LatinaLista — The jury is still out on the CNN “Latino in America” program but from the first night’s show, it won’t be surprising if people unfamiliar with Latinos and the inherent pride we feel for our culture will walk away with a negative impression.
For some reason, media when dealing with ethnic groups tend to dwell too much on the hard-luck stories in their search for Horatio Alger-type scenarios. The problem is that in these kinds of stories, amid any given situation, there is only one heroine/hero while the rest of the players are the villains.
Media doesn’t seem to realize that in their zest to portray the “true” picture, they inadvertently perpetuate negative stereotypes that the whole community is trying to overcome.
Because of this, most people unfamiliar with Latinos think we all just arrived in this country, we don’t speak English, don’t care about education and what’s worse — that we’re all drug dealers or cartel gang members.
While it’s pretty easy to prove our proficiency in English or our degree of assimilation, it’s nearly impossible to shake the stigma of being labeled a drug dealer.For the uneducated, being Latino is synonymous with drugs.
It’s hard to prove innocence because the assumption of guilt has already been so deeply planted in the minds of people.
No one is a fan of drug cartels. We’ve heard the stories and seen the bodies they leave behind. We know how drug cartels corrupt, intimidate and prey on law-abiding citizens of any country.
So when I heard today’s news that 300 arrests were made of people in the U.S. who were thought to be members of the Mexican drug cartel, La Familia Michoacana, I had mixed feelings.
On the one hand, I was thankful that people who condone and commit the level of violence we’ve seen in Mexico were apprehended before they could do anymore damage here.
On the other hand, I was skeptical that law enforcement hadn’t rounded up innocent people, along with, the cartel members.
Don’t think it doesn’t happen?
Try telling that to the Castaneda brothers sitting in the Shelby County, Alabama jail who are accused by local law enforcement of murdering five men all because they’re also accused of having ties with drug cartel members — and no matter what they say, they can’t convince anyone of their innocence.
About four months ago, I was contacted by the oldest sister of the Castaneda brothers. She told me that one of her brothers, who was in jail, had told her to find a way to contact me because I wrote about situations of injustice.
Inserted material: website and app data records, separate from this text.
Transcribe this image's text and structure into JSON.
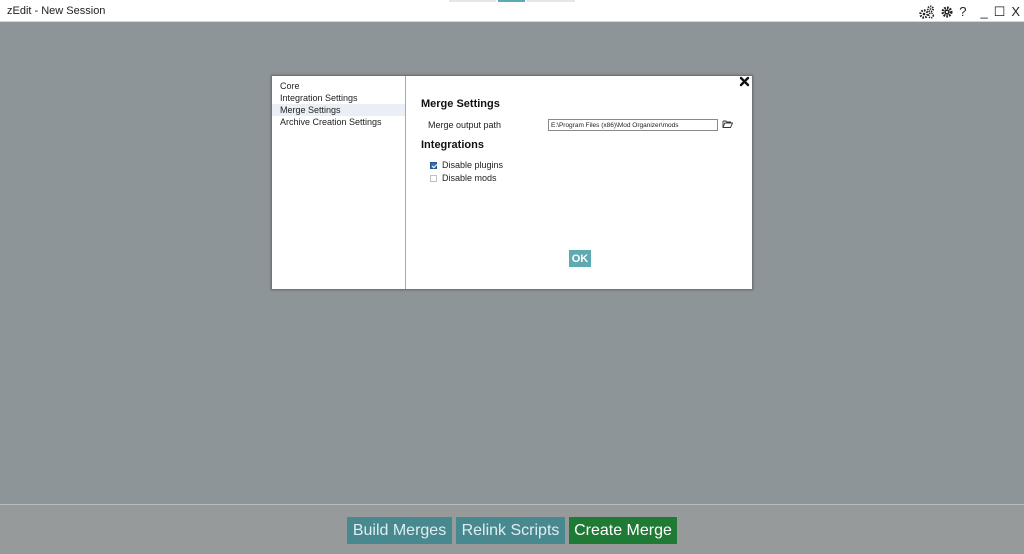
{
  "window": {
    "title": "zEdit - New Session",
    "controls": {
      "minimize": "_",
      "maximize": "☐",
      "close": "X",
      "help": "?"
    },
    "icons": [
      "cogs-icon",
      "gear-icon"
    ],
    "top_tabs": [
      {
        "color": "#e6e6e6"
      },
      {
        "color": "#5fa9b0"
      },
      {
        "color": "#e6e6e6"
      }
    ]
  },
  "settings_modal": {
    "nav": [
      {
        "label": "Core",
        "active": false
      },
      {
        "label": "Integration Settings",
        "active": false
      },
      {
        "label": "Merge Settings",
        "active": true
      },
      {
        "label": "Archive Creation Settings",
        "active": false
      }
    ],
    "merge_section": {
      "title": "Merge Settings",
      "output_path_label": "Merge output path",
      "output_path_value": "E:\\Program Files (x86)\\Mod Organizer\\mods"
    },
    "integrations_section": {
      "title": "Integrations",
      "options": [
        {
          "label": "Disable plugins",
          "checked": true
        },
        {
          "label": "Disable mods",
          "checked": false
        }
      ]
    },
    "ok_label": "OK"
  },
  "footer": {
    "buttons": [
      {
        "label": "Build Merges"
      },
      {
        "label": "Relink Scripts"
      },
      {
        "label": "Create Merge"
      }
    ]
  },
  "colors": {
    "workspace": "#8e9598",
    "teal_button": "#48888f",
    "green_button": "#1f7a35",
    "ok_button": "#5fa9b0"
  }
}
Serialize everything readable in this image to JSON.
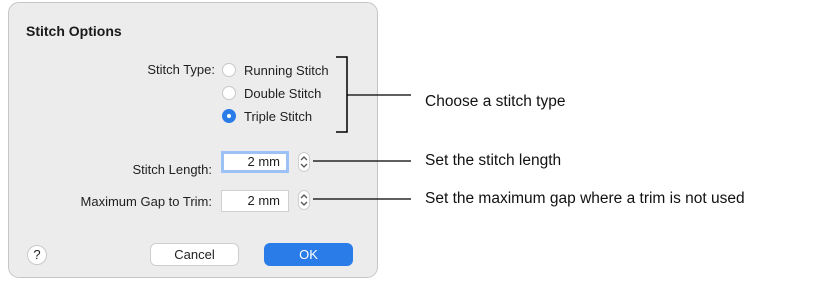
{
  "dialog": {
    "title": "Stitch Options",
    "stitch_type": {
      "label": "Stitch Type:",
      "options": [
        {
          "label": "Running Stitch",
          "selected": false
        },
        {
          "label": "Double Stitch",
          "selected": false
        },
        {
          "label": "Triple Stitch",
          "selected": true
        }
      ]
    },
    "stitch_length": {
      "label": "Stitch Length:",
      "value": "2 mm"
    },
    "max_gap": {
      "label": "Maximum Gap to Trim:",
      "value": "2 mm"
    },
    "help_label": "?",
    "cancel_label": "Cancel",
    "ok_label": "OK"
  },
  "callouts": {
    "stitch_type": "Choose a stitch type",
    "stitch_length": "Set the stitch length",
    "max_gap": "Set the maximum gap where a trim is not used"
  },
  "colors": {
    "accent": "#2a7ce9",
    "dialog_bg": "#ececec",
    "focus_ring": "#9cc2f5"
  }
}
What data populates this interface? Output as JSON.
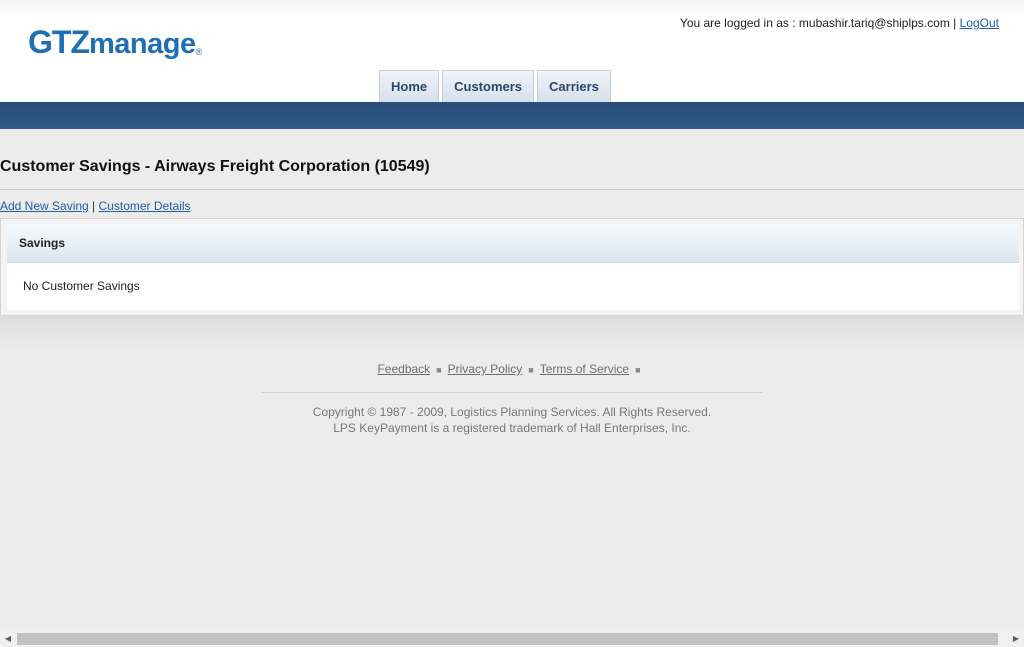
{
  "logo": {
    "primary": "GTZ",
    "secondary": "manage",
    "mark": "®"
  },
  "user": {
    "logged_in_prefix": "You are logged in as : ",
    "email": "mubashir.tariq@shiplps.com",
    "divider": " | ",
    "logout_label": "LogOut"
  },
  "tabs": [
    {
      "label": "Home"
    },
    {
      "label": "Customers"
    },
    {
      "label": "Carriers"
    }
  ],
  "page": {
    "title": "Customer Savings - Airways Freight Corporation (10549)",
    "links": {
      "add_new": "Add New Saving",
      "divider": " | ",
      "details": "Customer Details"
    }
  },
  "panel": {
    "title": "Savings",
    "empty_message": "No Customer Savings"
  },
  "footer": {
    "links": [
      {
        "label": "Feedback"
      },
      {
        "label": "Privacy Policy"
      },
      {
        "label": "Terms of Service"
      }
    ],
    "separator": "■",
    "copyright_line1": "Copyright © 1987 - 2009, Logistics Planning Services. All Rights Reserved.",
    "copyright_line2": "LPS KeyPayment is a registered trademark of Hall Enterprises, Inc."
  },
  "scrollbar": {
    "left_arrow": "◀",
    "right_arrow": "▶"
  }
}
I agreed to meet the sister at a Denny’s two hours away from my home. She arrived with her sister, toddler son and a friend. For more than 3 hours, she told me the story of her brothers.
Her family was originally from San Antonio and moved to Shelby County, Alabama when their mother was undergoing cancer treatment there. Her brothers decided to open up a mechanic shop and life was good until five men were murdered in what has become known as the Cahaba Lake murders.
Before the brothers knew it, they were embroiled in a nightmare and have been publicly declared guilty by the local Shelby County sheriff.
The family is at its wit’s end because the lawyers they hired don’t tell them too much and one of the jailed brothers is so depressed because no one believes in his innocence he is considered suicidal at this stage.
It would be easy to dismiss this story if Shelby County, and this sheriff, didn’t have a history of questionable ethics, as documented by the local newspaper and blogs. Or the fact that a couple of suicides of Latino inmates have occurred at the jail.
It would be easy for me to dismiss this story if the evidence against the men consisted of more than just other people’s statements.
It would be easy for me to say this is another Latino family who was seduced by drug money if a 7-month pregnant woman didn’t drive over 12 hours just to meet a journalist with a blog in the hopes that she could help her.
It would be easy for me to dismiss this story if two members of the family didn’t sit down and write out an excruciatingly detailed timeline of events of what happened on the night of the arrests of their brothers.
It would be easy for me to dismiss this story if I hadn’t looked into the eyes of two sisters trying with all their might to find help for their brothers.
I don’t know for sure that these guys are innocent. In fact, journalist colleagues of mine, who have done stories on the drug cartels, have cautioned me saying that the depth of involvement can run so deep and the players are just ordinary folks that even their own family members don’t know they are involved.
I know this. But I also know that my gut instinct is telling me that something is not right with this story.
And the most nagging feeling I get is that by virtue of being Latino, it is these guys’ death sentence.
I’m not a lawyer and have told the family that I can only write about what I discover and they seem to be alright with that. They say they just want the truth to be told because right now their family has no voice — and they desperately need one.
This is just one of those untold stories of being Latino in America.